A TEENAGER from the gypsy community in Huntingdon has played a key part in helping to draw up a new policy for children's services across Cambridgeshire.
Billy Smith, 13, a student at Hinchingbrooke School, made suggestions for the plan being drawn up by the Cambridgeshire Children and Young People's Strategic Partnership, and his artwork also features in the finished document.
The partnership's plan is designed to improve the lives of young people and their families.
It includes measures to reduce the number of children injured in road accidents, to improve youngsters' self esteem, tackle bullying, increase participation in sport, and increase attainment in the traveller, Bangladeshi and Pakistani communities, as well as boost GCSE results of children in care.
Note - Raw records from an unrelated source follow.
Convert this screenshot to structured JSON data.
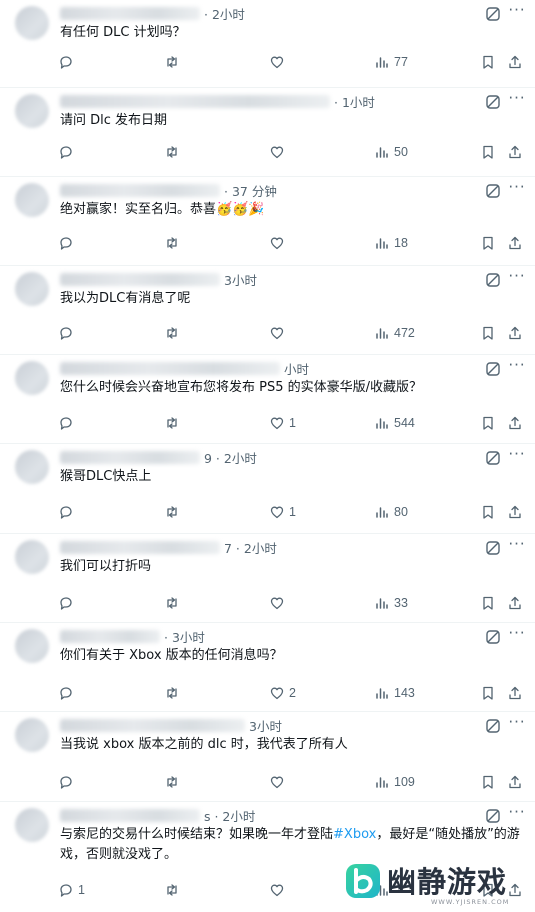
{
  "replies": [
    {
      "name_w": 140,
      "time": "· 2小时",
      "text": "有任何 DLC 计划吗？",
      "reply_count": "",
      "repost_count": "",
      "like_count": "",
      "views": "77"
    },
    {
      "name_w": 270,
      "time": "· 1小时",
      "text": "请问 Dlc 发布日期",
      "reply_count": "",
      "repost_count": "",
      "like_count": "",
      "views": "50"
    },
    {
      "name_w": 160,
      "time": "· 37 分钟",
      "text": "绝对赢家！实至名归。恭喜🥳🥳🎉",
      "reply_count": "",
      "repost_count": "",
      "like_count": "",
      "views": "18"
    },
    {
      "name_w": 160,
      "time": "3小时",
      "text": "我以为DLC有消息了呢",
      "reply_count": "",
      "repost_count": "",
      "like_count": "",
      "views": "472"
    },
    {
      "name_w": 220,
      "time": "小时",
      "text": "您什么时候会兴奋地宣布您将发布 PS5 的实体豪华版/收藏版？",
      "reply_count": "",
      "repost_count": "",
      "like_count": "1",
      "views": "544"
    },
    {
      "name_w": 140,
      "time": "9 · 2小时",
      "text": "猴哥DLC快点上",
      "reply_count": "",
      "repost_count": "",
      "like_count": "1",
      "views": "80"
    },
    {
      "name_w": 160,
      "time": "7 · 2小时",
      "text": "我们可以打折吗",
      "reply_count": "",
      "repost_count": "",
      "like_count": "",
      "views": "33"
    },
    {
      "name_w": 100,
      "time": "· 3小时",
      "text": "你们有关于 Xbox 版本的任何消息吗？",
      "reply_count": "",
      "repost_count": "",
      "like_count": "2",
      "views": "143"
    },
    {
      "name_w": 185,
      "time": "3小时",
      "text": "当我说 xbox 版本之前的 dlc 时，我代表了所有人",
      "reply_count": "",
      "repost_count": "",
      "like_count": "",
      "views": "109"
    },
    {
      "name_w": 140,
      "time": "s · 2小时",
      "text_before": "与索尼的交易什么时候结束？如果晚一年才登陆",
      "hashtag": "#Xbox",
      "text_after": "，最好是“随处播放”的游戏，否则就没戏了。",
      "reply_count": "1",
      "repost_count": "",
      "like_count": "",
      "views": ""
    }
  ],
  "watermark": {
    "title": "幽静游戏",
    "url": "WWW.YJISREN.COM"
  },
  "colors": {
    "text": "#0f1419",
    "muted": "#536471",
    "link": "#1d9bf0",
    "divider": "#eff3f4"
  },
  "icons": [
    "reply-icon",
    "repost-icon",
    "like-icon",
    "views-icon",
    "bookmark-icon",
    "share-icon",
    "grok-icon",
    "more-icon"
  ]
}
Billy, who is proud of his Romany origin, said he enjoyed taking part in the project, especially to help get the views of gypsies across.
"I interviewed some council people and drew some artwork and miniature posters and did some work on the booklet - The Big Plan," he said.
Billy, who was born in Essex and who has travelled all over the region, has been living in a house for about 10 years.
"I do prefer travelling really, but you can't stop anywhere, and when you do people throw firebombs at you or come up looking for a fight, so we are moved on," he said. "There is good and bad in everybody. Travellers are not all bad people."
Coun Shona Johnstone, Cambridgeshire County Council cabinet member for children and young people's services, said:
"Children, young people and their families are at the heart of the partnership and the plan they have produced.
"What they have told us has been vital in setting our priorities.
"We particularly valued the contribution made by Billy and the travelling community."
Coun Johnstone said the partnership was working to ensure children and their families receive faster and more effective services close to where they live and go to school, and that they look to the Government for support.
The partnership, made up from local councils, the police, primary care trusts and NHS trusts, Connexions, schools and voluntary organisations, felt contributions by young people were an integral part of the plan, and 1,850 took part.